In the saddle and around the barn, the Highland Jacket keeps me warm and comfortable. The weight of the jacket isn’t overly heavy, yet the Thermore synthetic insulation helps to deliver warmth without excessive bulk. And the sizing of the coat seems to run true for me. I wear my normal size, and the cut looks very flattering. Yet, the jacket is not overly fitted, and I still have enough space to layer a long sleeve shirt and softshell jacket or hoodie under it.
When I am about the head out for a ride, I also can easily un-zip the two saddle vents on the back of the coat. This gives me the extra space and mobility that I need in the saddle. I also find that when I pull the oversize hood up over my helmet, the fit works really well. And the hood covers my ears, but stays back far enough on my face that I don’t feel like I lose too much of my peripheral vision.
Even when I’m out in wet conditions, I still feel like I stay warm and dry enough while wearing the Highland Jacket. Plus, since the jacket is also breathable, I feel like I don’t get too sweaty while wearing it. The jacket can be hand washed or machine washed on the delicate cycle using a mild detergent.
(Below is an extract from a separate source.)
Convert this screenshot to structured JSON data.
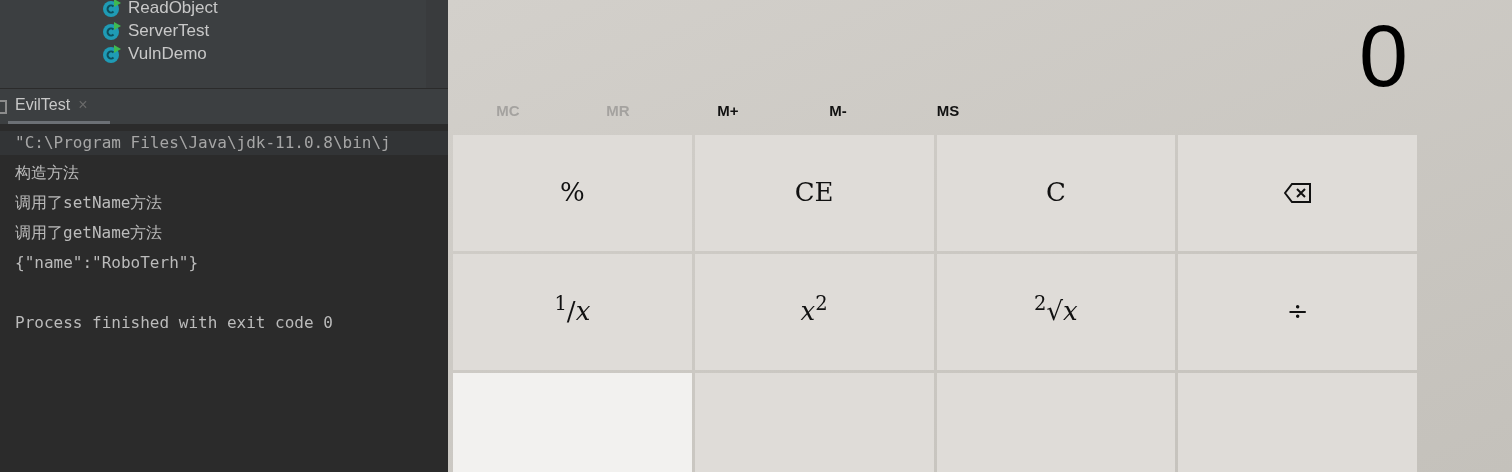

I also find that I like the darker brown color, because it does a great job at hiding horse slobber that I pick up!
So I’m definitely looking forward to wearing the Highland Waterproof Jacket during the fall and into the winter as well. Even if I’m not actually looking forward to the cold weather rider problems of the season. But what I do know is that my ears have been very grateful to the oversized hood of the Highland Jacket that fits over my helmet, so that’s one less problem I have to worry about.
The Highland Waterproof Jacket from Ariat retails for $189.95, and you can check it out here.
Go Oversized Helmet-Fitting Hoods. Go Ariat. Go Eventing.